Tag: mplayer

Taking automated screenshots from a live video camera

Following my previous post, I attached a video camera to the composite input of my tv tuner. One good thing I didn’t noticed yesterday is that mplayer can be told to directly use pvr:// as a source instead of the generic tv:// (with many options). So you just have to enter mplayer pvr:// -tv device=/dev/video1:input=0 in order to watch tv.

Noticed the input=0 above? This tells the tuner to take the video signal from the tv (read the mplayer man page to see how to change the channel). Now, since I connected my video camera to the composite video in, I need to tell mplayer to use it with input=1. One last thing: taking a screenshot in mplayer is done by pressing the ‘s’ key (with option -vf screenshot. In summary, the image below was taken with mplayer pvr:// -tv device=/dev/video1:input=1:noaudio -vo x11 -vf screenshot
(camera facing the screen).

blurry capture of computer screen taken by camera connected to tv tuner

Now I want to take one screenshot every 5 seconds, even when I’m not there to press the ‘s’ key! For this purpose, we need to use a fifo file and mplayer in slave mode. Mplayer in slave mode will listen to commands we automatically send into the fifo file (by a different process, see below). This is how we do this:

mkfifo myfifofile.tmp
mplayer -slave -input file=myfifofile.tmp pvr:// -tv device=/dev/video1:input=1:noaudio -vo x11 -vf screenshot

And from another console, we can type echo "screenshot 0" >> myfifofile.tmp to take the screenshot. To automate all this, the following simple bash code is sufficient:

#!/bin/bash
# will send mplayer screenshot command every 5 seconds to fifo file
# stop this with Ctrl + C
LIMIT=0
while [ $LIMIT -lt 1 ]; do
echo "screenshot 0" >> myfifofile.tmp
sleep 5
done

In the end, stop the bash script with Ctrl + C and quit mplayer with echo "quit" >> myfifofile.tmp.

Watch your webcam with mplayer

A small post just to keep this command at hand:
mplayer -fps 30 -tv driver=v4l:width=640:height=480:device=/dev/video1 tv://
This allows you to watch what your webcam “sees” (provided it uses a video4linux webcam). Btw, Cheese is funny to use too!
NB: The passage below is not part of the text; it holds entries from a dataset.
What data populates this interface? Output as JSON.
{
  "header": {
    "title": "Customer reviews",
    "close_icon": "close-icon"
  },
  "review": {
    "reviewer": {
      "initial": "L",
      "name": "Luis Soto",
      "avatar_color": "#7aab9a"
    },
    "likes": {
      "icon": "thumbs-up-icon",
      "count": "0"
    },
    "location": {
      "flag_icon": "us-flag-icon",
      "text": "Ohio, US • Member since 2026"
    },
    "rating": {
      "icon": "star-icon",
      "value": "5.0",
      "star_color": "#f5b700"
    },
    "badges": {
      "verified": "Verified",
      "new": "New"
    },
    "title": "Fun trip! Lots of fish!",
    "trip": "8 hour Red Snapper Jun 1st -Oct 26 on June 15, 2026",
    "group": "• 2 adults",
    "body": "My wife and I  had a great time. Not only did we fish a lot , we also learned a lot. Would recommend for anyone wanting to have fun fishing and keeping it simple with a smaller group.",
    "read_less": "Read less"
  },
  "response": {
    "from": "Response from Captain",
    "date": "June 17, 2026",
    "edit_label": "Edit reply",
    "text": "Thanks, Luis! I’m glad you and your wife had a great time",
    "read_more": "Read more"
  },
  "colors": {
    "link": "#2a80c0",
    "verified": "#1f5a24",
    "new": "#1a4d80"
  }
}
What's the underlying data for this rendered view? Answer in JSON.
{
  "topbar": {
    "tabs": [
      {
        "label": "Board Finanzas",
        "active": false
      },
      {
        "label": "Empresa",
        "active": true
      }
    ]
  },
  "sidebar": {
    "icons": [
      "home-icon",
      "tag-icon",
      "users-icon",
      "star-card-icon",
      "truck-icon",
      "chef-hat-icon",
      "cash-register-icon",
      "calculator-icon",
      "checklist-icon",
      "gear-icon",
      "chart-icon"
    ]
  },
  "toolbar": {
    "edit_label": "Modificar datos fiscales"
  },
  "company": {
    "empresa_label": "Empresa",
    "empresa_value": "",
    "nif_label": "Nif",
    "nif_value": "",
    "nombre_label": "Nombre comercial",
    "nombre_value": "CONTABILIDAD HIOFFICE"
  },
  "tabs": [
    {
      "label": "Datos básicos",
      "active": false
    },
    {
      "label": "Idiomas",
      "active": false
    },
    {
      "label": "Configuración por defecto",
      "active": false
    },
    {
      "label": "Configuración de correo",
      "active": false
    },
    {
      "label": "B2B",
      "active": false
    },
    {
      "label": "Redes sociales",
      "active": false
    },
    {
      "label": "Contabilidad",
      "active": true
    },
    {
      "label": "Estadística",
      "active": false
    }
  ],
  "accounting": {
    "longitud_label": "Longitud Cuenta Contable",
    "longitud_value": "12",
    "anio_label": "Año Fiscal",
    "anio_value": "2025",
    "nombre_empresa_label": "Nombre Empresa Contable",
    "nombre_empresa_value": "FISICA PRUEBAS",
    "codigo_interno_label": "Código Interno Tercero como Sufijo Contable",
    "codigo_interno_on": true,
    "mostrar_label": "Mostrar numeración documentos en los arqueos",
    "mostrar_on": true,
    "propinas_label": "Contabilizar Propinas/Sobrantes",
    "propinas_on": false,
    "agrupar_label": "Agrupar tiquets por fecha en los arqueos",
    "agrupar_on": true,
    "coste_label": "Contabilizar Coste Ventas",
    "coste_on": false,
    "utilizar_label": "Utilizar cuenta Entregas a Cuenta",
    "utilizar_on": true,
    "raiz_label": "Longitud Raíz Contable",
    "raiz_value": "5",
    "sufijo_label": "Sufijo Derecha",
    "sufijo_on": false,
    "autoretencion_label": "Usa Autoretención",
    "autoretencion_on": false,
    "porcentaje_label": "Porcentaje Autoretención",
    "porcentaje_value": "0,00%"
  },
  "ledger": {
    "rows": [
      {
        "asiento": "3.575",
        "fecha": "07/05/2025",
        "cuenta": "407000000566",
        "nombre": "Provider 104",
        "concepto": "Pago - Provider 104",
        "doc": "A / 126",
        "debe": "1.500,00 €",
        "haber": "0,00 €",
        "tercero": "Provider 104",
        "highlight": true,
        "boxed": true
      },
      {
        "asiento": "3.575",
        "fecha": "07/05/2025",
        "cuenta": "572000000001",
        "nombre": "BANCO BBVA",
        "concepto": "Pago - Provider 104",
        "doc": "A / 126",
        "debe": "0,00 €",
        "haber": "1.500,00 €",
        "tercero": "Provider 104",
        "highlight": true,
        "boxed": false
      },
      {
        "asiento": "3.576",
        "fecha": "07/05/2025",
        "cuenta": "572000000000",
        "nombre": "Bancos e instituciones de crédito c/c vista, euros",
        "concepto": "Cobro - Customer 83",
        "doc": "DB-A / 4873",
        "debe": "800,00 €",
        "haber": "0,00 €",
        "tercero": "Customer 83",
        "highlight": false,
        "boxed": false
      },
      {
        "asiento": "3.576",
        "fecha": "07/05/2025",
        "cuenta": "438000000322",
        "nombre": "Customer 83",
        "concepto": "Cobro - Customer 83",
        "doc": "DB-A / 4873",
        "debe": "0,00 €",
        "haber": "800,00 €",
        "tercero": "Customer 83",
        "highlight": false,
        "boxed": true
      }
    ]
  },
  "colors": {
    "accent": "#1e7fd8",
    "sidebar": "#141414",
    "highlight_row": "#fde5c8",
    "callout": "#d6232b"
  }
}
I was also trying to find a decent Python library for video4linux but I only found outdated ones (libfg, 2003, and pyv4l, 2002). I guess I’ll have to use some C library for a small project I’ll tell you about later 😉